Sometime in the late ‘80s, the writer Robert Fulgham published an essay entitled “All I Really Need to Know I Learned in Kindergarten.” It was a remarkable little piece, down-home and introspective, filled with simple but profound counsel. Perhaps you remember it:
Don’t hit people.
Put things back where you found them.
Clean up your own mess.
Don’t take things that aren’t yours.
Say you’re sorry when you hurt somebody.
Wash your hands before you eat.
Warm cookies and cold milk are good for you.
Live a balanced life—learn some and think some and draw and paint and sing and dance and play and work every day some.
Take a nap every afternoon.
When you go out in the world, watch out for traffic, hold hands and stick together. . . .
That essay was published long before the Internet and yet it still managed to go “viral,” as we say today. I still remember hearing it for the first time from the pulpit in the Westwood chapel in a talk given by a man named Michael Grilikhes. Imagine. It’s been over 20 years. . . .
Fulgham’s essay came to mind the other day while I was reading with my family from the third chapter of Luke, where we find the only record of what might be called the Gospel of John the Baptist.
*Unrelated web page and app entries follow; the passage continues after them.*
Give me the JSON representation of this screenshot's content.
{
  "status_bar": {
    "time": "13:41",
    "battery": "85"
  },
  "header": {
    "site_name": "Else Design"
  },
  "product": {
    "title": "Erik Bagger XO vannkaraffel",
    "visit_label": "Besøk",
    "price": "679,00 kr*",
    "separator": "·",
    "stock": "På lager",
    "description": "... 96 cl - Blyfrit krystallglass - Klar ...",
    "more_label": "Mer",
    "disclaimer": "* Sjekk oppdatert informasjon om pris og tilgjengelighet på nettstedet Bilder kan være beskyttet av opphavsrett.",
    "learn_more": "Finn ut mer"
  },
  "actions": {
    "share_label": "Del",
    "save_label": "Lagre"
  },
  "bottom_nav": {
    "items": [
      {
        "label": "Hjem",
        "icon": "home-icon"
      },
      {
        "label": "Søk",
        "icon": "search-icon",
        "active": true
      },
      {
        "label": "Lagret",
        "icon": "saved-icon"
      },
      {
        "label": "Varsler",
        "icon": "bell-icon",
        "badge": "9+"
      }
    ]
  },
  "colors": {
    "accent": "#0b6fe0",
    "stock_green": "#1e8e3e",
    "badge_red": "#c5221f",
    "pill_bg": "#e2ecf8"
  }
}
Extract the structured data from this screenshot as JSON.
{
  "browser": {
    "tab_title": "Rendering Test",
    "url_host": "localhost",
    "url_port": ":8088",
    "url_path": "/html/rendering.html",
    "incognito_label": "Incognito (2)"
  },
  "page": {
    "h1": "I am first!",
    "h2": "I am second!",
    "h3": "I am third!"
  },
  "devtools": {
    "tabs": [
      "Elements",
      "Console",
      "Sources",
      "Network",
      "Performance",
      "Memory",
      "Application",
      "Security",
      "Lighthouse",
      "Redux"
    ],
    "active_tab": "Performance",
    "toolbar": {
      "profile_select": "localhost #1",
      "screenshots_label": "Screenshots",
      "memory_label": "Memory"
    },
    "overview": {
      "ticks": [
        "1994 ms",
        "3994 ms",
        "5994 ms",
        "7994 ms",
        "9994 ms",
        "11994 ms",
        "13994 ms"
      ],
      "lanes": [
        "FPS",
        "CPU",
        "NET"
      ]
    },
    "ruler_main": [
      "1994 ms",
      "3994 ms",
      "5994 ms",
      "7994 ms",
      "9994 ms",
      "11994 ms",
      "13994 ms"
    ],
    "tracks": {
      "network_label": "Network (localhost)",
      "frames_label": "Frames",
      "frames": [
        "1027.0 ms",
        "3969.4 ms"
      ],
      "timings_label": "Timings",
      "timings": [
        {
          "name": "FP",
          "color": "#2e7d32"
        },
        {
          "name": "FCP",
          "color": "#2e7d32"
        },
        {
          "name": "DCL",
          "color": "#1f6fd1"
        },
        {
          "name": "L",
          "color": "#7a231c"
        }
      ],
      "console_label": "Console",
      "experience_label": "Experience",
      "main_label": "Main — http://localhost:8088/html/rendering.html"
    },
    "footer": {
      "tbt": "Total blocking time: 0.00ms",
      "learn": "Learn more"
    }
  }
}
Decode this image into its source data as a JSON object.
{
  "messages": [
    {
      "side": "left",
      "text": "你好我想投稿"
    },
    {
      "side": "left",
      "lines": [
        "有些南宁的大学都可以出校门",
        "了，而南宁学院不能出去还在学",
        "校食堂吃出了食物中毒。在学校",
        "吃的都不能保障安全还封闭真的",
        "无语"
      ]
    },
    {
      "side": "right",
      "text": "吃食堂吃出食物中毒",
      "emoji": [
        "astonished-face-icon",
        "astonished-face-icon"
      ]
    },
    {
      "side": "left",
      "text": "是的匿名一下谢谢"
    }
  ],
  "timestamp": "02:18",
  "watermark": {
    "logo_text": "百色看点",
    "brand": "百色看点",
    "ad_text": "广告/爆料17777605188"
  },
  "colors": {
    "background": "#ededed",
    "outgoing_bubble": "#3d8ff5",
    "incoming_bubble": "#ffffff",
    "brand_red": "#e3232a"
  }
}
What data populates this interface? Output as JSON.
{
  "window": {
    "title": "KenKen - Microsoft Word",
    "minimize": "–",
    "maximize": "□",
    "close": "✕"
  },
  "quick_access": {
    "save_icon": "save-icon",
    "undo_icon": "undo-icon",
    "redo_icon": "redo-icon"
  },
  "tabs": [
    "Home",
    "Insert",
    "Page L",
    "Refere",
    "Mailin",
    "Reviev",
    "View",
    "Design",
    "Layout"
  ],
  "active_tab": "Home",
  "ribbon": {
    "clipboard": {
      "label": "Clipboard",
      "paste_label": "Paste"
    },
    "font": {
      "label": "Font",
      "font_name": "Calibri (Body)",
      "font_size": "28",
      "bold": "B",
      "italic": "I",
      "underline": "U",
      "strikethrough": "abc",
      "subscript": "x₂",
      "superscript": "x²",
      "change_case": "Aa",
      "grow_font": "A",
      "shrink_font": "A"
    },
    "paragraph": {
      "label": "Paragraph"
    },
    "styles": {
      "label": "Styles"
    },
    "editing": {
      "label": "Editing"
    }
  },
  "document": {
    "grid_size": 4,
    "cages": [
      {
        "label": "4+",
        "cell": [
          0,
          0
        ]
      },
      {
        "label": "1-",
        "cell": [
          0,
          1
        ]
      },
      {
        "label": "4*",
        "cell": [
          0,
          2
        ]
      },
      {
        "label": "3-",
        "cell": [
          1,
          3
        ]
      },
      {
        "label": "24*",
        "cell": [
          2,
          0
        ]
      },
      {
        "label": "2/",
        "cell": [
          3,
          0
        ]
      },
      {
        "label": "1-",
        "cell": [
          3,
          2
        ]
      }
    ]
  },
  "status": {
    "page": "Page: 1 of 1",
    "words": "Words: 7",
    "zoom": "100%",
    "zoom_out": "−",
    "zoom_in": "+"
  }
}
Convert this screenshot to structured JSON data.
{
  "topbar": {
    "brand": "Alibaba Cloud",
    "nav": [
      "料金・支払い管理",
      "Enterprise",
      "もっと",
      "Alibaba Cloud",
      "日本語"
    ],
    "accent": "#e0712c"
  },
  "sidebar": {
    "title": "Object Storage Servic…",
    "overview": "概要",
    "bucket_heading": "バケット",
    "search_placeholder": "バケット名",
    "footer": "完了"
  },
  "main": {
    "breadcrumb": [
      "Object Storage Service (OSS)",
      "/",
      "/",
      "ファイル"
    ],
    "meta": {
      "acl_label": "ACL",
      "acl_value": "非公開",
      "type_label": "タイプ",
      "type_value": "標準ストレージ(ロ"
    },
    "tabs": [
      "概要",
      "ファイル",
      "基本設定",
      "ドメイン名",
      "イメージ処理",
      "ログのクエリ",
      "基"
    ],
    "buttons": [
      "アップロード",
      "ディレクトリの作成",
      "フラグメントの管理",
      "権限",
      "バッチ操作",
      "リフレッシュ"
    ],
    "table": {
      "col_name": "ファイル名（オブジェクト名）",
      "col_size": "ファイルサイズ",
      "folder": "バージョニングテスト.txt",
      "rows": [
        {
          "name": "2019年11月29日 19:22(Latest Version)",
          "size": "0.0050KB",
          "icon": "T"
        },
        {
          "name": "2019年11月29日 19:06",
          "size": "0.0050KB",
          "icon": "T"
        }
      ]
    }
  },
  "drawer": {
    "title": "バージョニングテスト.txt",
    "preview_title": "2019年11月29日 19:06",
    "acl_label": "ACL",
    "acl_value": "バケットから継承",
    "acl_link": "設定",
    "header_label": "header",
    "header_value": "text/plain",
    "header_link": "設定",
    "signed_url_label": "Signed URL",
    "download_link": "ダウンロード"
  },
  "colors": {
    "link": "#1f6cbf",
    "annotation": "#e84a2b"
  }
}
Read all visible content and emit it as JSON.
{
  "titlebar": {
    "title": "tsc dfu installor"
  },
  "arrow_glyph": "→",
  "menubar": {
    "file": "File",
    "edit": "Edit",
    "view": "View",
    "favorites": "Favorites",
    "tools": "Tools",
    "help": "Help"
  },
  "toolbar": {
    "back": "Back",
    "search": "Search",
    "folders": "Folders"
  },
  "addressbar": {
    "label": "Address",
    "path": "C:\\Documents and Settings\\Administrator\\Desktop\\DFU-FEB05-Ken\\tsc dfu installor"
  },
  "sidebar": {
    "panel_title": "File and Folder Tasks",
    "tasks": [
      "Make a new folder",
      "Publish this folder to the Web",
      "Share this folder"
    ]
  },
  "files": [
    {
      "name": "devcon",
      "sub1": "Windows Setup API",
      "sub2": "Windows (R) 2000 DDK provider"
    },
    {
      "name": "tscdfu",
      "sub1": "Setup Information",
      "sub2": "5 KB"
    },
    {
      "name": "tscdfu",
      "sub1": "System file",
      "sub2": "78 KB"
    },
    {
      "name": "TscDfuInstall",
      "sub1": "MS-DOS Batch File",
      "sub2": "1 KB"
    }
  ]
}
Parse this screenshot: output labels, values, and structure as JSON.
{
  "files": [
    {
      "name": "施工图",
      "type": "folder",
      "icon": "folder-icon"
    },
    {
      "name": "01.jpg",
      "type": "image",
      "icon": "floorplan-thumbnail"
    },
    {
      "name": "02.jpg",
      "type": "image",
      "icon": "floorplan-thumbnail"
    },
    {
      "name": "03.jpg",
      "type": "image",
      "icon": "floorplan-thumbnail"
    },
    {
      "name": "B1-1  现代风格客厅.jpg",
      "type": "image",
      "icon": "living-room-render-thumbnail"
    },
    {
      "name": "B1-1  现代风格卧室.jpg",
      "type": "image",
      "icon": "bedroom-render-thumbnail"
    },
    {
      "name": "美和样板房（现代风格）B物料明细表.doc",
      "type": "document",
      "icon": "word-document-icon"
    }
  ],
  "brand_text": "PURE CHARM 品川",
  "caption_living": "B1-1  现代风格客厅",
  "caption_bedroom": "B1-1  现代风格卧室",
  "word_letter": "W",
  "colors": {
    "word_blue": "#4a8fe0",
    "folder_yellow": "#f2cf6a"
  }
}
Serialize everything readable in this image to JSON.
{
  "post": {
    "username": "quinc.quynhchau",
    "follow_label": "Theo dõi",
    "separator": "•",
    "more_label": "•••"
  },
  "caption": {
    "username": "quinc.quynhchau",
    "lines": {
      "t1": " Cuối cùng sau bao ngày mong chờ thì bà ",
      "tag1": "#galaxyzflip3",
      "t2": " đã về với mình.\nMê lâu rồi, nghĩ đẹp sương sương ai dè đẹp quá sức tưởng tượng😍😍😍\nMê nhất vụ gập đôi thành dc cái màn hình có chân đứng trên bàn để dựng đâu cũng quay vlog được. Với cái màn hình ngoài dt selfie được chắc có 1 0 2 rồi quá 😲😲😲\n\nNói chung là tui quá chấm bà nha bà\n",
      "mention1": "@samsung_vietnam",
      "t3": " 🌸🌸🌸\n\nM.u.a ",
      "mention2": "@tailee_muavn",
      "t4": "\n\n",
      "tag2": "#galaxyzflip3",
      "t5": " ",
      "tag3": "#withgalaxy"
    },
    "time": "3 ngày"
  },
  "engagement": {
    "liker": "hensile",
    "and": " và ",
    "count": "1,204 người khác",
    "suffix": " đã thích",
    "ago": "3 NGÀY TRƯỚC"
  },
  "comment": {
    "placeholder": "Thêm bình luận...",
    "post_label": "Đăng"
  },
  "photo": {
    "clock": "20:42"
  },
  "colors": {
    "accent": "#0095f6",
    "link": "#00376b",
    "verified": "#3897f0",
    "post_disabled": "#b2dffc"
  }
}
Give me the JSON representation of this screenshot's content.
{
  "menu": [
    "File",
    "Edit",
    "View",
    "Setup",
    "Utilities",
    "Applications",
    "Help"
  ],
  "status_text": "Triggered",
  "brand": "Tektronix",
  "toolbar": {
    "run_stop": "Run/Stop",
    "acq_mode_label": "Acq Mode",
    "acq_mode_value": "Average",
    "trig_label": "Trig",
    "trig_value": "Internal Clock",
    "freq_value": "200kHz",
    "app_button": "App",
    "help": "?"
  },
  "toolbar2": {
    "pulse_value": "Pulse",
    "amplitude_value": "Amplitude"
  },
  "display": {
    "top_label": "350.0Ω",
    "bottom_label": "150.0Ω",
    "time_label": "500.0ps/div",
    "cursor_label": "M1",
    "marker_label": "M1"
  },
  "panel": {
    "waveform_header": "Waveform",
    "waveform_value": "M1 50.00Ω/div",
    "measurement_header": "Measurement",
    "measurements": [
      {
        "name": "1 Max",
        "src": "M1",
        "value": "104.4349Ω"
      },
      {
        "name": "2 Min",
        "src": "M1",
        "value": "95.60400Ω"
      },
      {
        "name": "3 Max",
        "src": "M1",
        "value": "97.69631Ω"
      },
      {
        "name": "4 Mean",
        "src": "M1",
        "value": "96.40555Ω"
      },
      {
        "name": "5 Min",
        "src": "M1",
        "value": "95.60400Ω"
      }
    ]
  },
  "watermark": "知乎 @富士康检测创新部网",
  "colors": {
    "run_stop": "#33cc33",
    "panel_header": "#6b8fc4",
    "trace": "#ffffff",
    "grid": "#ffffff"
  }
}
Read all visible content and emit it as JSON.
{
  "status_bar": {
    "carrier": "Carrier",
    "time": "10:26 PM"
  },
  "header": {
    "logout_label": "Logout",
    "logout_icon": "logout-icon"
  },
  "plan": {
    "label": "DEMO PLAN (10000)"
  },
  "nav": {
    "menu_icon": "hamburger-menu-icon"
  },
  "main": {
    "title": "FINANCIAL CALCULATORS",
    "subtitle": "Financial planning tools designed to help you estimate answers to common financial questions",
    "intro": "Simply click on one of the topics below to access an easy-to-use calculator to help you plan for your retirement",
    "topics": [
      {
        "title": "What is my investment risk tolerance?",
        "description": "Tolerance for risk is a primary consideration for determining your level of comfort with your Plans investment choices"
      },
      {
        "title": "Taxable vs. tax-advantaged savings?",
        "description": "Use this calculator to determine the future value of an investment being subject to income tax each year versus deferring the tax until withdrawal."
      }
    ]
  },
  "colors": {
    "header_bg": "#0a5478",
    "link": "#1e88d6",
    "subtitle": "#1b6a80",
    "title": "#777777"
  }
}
You’ll recall that John preached on the shores of the river Jordan, calling all to repent and be baptized. Like Fulgham’s, John’s counsel was profound in its simplicity (Luke 3:10-14):
10 And the people asked him, saying, What shall we do then?
11 He answereth and saith unto them, He that hath two coats, let him impart to him that hath none; and he that hath meat, let him do likewise.
12 Then came also publicans to be baptized, and said unto him, Master, what shall we do?
13 And he said unto them, Exact no more than that which is appointed you.
14 And the soldiers likewise demanded of him, saying, And what shall we do? And he said unto them, Do violence to no man, neither accuse any falsely; and be content with your wages.
Do you sometimes feel like living the Gospel of Jesus Christ is just too hard—that there are too many commandments and precepts and expectations? I think John offers a simpler view of the same thing. Six basic principles to live by: Say you’re sorry. Share. Be fair. Don’t hurt others. Be honest. Be content.
Six basic principles. Think how the world would be different—scratch that—think how your life would be different if you and those around you adhered to those simple teachings. The thought itself is so intriguing that my family and I have decided to take up that challenge and see how it might improve our lives together.
I’m excited to give that experiment a try. Why don’t you join us?